In the realm of natural remedies, garlic has long been hailed as a potent elixir for various health conditions. From culinary use to medicinal applications, this humble herb has garnered attention for its potential to offer therapeutic benefits, including the ability to lower blood pressure. But amidst the age-old claims and modern scientific scrutiny, the question remains: Can garlic truly help in managing hypertension?
Exploring the Mechanisms: Garlic, scientifically known as Allium sativum, is rich in bioactive compounds, most notably allicin. This sulfur-containing compound is credited with many of garlic’s health-promoting properties. Studies suggest that allicin may aid in vasodilation, the widening of blood vessels, which can lead to a reduction in blood pressure. Furthermore, garlic is packed with antioxidants that can combat oxidative stress and inflammation, both of which are implicated in cardiovascular diseases, including hypertension.
Scientific Evidence: Numerous research studies have delved into the potential of garlic in lowering blood pressure. A meta-analysis published in the Journal of Clinical Hypertension analyzed data from 20 randomized controlled trials involving over 900 participants. The findings suggested that garlic supplementation modestly but significantly reduced both systolic and diastolic blood pressure compared to a placebo.
Another study, conducted by the University of Adelaide, Australia, examined the effects of aged garlic extract on blood pressure in individuals with uncontrolled hypertension. Over a period of 12 weeks, participants who consumed aged garlic extract experienced a notable decrease in blood pressure levels compared to those in the placebo group.
However, it’s important to note that while these findings are promising, more high-quality research is needed to solidify the link between garlic consumption and blood pressure reduction.
Incorporating Garlic Into Your Routine: If you’re considering adding garlic to your daily regimen to help manage blood pressure, there are several ways to incorporate it into your diet:
- Raw Garlic: Crushing or chopping raw garlic and letting it sit for a few minutes before consuming can activate the allicin compound.
- Cooked Garlic: Garlic adds flavor to a wide range of dishes, from stir-fries to soups and sauces.
- Garlic Supplements: If you’re not a fan of the taste or odor of garlic, supplements are available in various forms, including capsules and aged garlic extract.

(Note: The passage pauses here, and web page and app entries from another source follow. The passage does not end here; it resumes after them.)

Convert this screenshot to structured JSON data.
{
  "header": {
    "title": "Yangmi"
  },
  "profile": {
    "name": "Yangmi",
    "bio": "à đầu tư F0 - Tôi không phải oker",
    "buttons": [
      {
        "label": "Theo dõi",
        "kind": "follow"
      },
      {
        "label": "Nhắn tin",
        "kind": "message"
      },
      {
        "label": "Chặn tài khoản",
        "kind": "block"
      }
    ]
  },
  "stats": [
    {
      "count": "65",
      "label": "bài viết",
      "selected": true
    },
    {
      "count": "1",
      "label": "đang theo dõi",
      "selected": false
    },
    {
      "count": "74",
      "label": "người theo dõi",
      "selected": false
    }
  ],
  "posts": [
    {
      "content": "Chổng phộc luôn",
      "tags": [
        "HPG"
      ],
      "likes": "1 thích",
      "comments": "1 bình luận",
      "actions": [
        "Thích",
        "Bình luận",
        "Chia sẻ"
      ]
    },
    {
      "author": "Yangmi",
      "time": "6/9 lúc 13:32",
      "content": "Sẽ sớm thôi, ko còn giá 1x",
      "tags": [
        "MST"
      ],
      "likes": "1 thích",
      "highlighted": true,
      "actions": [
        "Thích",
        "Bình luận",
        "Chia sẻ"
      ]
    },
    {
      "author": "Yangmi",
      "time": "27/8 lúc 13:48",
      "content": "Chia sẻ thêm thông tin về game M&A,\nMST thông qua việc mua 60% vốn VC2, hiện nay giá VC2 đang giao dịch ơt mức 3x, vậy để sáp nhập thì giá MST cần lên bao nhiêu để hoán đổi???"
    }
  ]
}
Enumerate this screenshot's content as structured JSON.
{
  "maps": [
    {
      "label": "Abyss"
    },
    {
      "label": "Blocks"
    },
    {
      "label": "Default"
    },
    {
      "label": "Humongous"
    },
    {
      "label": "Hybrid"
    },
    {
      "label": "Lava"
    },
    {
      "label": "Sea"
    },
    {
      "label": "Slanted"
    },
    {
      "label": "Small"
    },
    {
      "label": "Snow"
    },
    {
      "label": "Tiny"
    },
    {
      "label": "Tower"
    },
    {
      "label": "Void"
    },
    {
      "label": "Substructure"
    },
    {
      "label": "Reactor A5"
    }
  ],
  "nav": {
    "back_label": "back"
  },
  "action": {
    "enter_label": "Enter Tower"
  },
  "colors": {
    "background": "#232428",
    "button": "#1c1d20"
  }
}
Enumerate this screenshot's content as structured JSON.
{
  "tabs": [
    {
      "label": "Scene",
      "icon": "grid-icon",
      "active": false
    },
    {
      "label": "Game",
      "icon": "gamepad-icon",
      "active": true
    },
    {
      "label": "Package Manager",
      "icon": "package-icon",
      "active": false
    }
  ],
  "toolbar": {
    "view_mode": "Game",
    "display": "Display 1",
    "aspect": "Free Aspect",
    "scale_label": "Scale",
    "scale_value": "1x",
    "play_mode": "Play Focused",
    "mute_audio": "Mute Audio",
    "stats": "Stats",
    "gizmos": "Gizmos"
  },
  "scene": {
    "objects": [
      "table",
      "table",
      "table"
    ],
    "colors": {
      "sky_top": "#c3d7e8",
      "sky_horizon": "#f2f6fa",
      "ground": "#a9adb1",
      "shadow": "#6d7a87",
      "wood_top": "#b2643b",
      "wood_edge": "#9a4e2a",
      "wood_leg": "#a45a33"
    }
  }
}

Precautions and Considerations: While garlic is generally safe for consumption and is well-tolerated by most people, it may interact with certain medications, including blood thinners. It’s advisable to consult with a healthcare professional before incorporating garlic supplements into your routine, especially if you’re taking prescription medications or have underlying health conditions.
Conclusion: Garlic’s potential to lower blood pressure has been supported by scientific evidence, although more research is needed to fully understand its mechanisms and efficacy. Nevertheless, incorporating garlic into a balanced diet may offer additional cardiovascular benefits, along with other lifestyle modifications such as regular exercise and maintaining a healthy weight. As with any dietary supplement, it’s essential to approach garlic consumption with awareness and moderation, seeking guidance from healthcare professionals when necessary.